The Problem With Not Liking The Word ‘Feminist’
The latest thing the Internet is losing its collective shit over is Lisa Haydon’s interpretation of feminism. In a Times of India interview, she was asked if she thinks the concept of feminism is often misconstrued. Her response was to completely misconstrue feminism. So… yes?
This, in and of itself, is not news; Lisa Haydon is not the first celeb to say something misguided about feminism, and she won’t be the last. I actually care less that she seems to have missed the essence of the term completely – it means she can learn, if she has a thick skin, from all of the educational if slightly mean-spirited takedowns out there.
But her immediate response – “I don’t like the word feminist” – is part of a growing trend that concerns me. Among the current women of pop culture — East and West — it’s become common to disown feminism, or wrap it in friendlier packaging. We Were Feminists Once, a book by Bitch magazine co-founder Andi Zeisler, explores this trend and The Guardian’s review sums it up: Feminism has gone from being “a movement designed to achieve gender equity to, for large numbers of women, a personal justification for liking (or disliking) various celebrities, buying certain products and consuming various bits of pop culture.”
Why say you’re a feminist when you can just click ‘Like’ on the latest Ariel ad?
There are a bunch of problems with this, but the first is this: It smacks of privilege from women who have stood on the shoulders of feminists in order to be able to reach dizzying career heights. It ignores the massive inequality most women face on a day-to-day basis, and characterizes any remaining instances of inequity or sexism as obscure, trifling details that will disappear with time.
Except those remaining aspects of inequality aren’t that trifling. These industries might not be hostile once you’ve reached the top (debatable; just ask Kesha), but for most women, the opportunities you get, how you get them and how your career unfolds look very different from your male counterparts’. Take pay disparity: While it’s easy to see why a woman in the top 1% of a country’s income bracket might choose not to be bothered by wage disparity, for most women, the pay gap has a real, practical impact on their life choices (or lack thereof).
The second problem is that disowning the word ‘feminist’ is a bit of conversational sleight of hand. These women are narrowing a giant conversation into a tiny word that they can then casually flick away. And I get it: The word feminist is bad for business. God forbid you seem like the uptight, lecture-y man-hater at the next dinner party. Or someone who might actually demand the same salary as your male co-star.
These female celebrities are brands, and as such, it is their professional responsibility to remain ever-accessible. So they identify what they’re not – this terrible/obnoxious/self-righteous/rage-filled/masculine/ridiculous thing – and leave themselves as empty vessels for fans to fill up with what they are. Not feminist, just full of girl power! Not feminist, just kick ass! Not feminist, just successful!

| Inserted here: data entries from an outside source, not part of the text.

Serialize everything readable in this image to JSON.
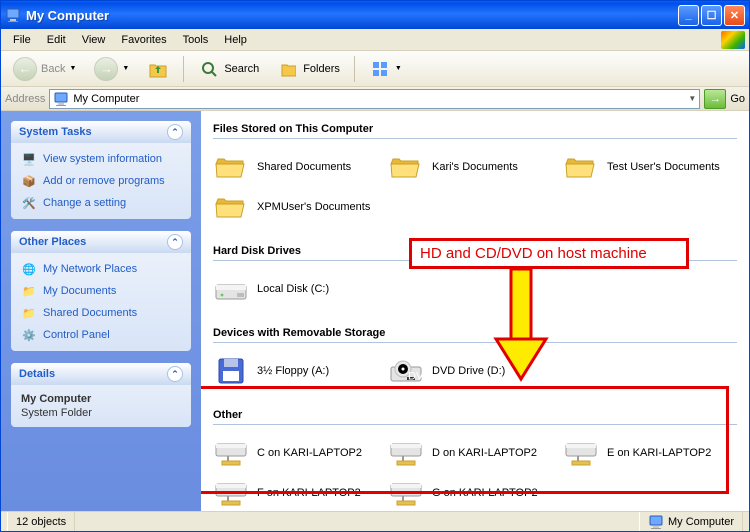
{
  "window": {
    "title": "My Computer"
  },
  "menu": {
    "file": "File",
    "edit": "Edit",
    "view": "View",
    "favorites": "Favorites",
    "tools": "Tools",
    "help": "Help"
  },
  "toolbar": {
    "back": "Back",
    "search": "Search",
    "folders": "Folders"
  },
  "addressbar": {
    "label": "Address",
    "value": "My Computer",
    "go": "Go"
  },
  "sidebar": {
    "system_tasks": {
      "title": "System Tasks",
      "items": [
        "View system information",
        "Add or remove programs",
        "Change a setting"
      ]
    },
    "other_places": {
      "title": "Other Places",
      "items": [
        "My Network Places",
        "My Documents",
        "Shared Documents",
        "Control Panel"
      ]
    },
    "details": {
      "title": "Details",
      "name": "My Computer",
      "type": "System Folder"
    }
  },
  "groups": {
    "files": {
      "title": "Files Stored on This Computer",
      "items": [
        "Shared Documents",
        "Kari's Documents",
        "Test User's Documents",
        "XPMUser's Documents"
      ]
    },
    "hdd": {
      "title": "Hard Disk Drives",
      "items": [
        "Local Disk (C:)"
      ]
    },
    "removable": {
      "title": "Devices with Removable Storage",
      "items": [
        "3½ Floppy (A:)",
        "DVD Drive (D:)"
      ]
    },
    "other": {
      "title": "Other",
      "items": [
        "C on KARI-LAPTOP2",
        "D on KARI-LAPTOP2",
        "E on KARI-LAPTOP2",
        "F on KARI-LAPTOP2",
        "G on KARI-LAPTOP2"
      ]
    }
  },
  "annotation": {
    "text": "HD and CD/DVD on host machine"
  },
  "statusbar": {
    "count": "12 objects",
    "location": "My Computer"
  }
}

These simpler words are much less threatening than trying to unpack what equality of choice and opportunity means and how it can be achieved. It’s bite-size feminism. Dumbed-down feminism. Likeable feminism. And liking is very important to the generations consuming pop culture. Liking lets you keep from being right or wrong. It’s just an opinion, a feeling, a matter of taste, after all. Something doesn’t work for you, that’s okay. You do you; I’ll do me.
But that ethos doesn’t work when it comes to feminism. There’s no you; there’s no me. There’s only us – equal choices and opportunities for everyone. Quibbling with semantics only separates people who need the word from people who don’t – but doesn’t eliminate the fact that the need exists and doesn’t address how to solve it.
The word feminist isn’t easy social media fodder; it’s neither a status update, nor a photo of a dish from that 4-star restaurant you ate at on vacation. But it’s not so scary or controversial, either. It’s there to help us accomplish something, to achieve equality, or at least to help us talk about how and why we should.
What’s not to like?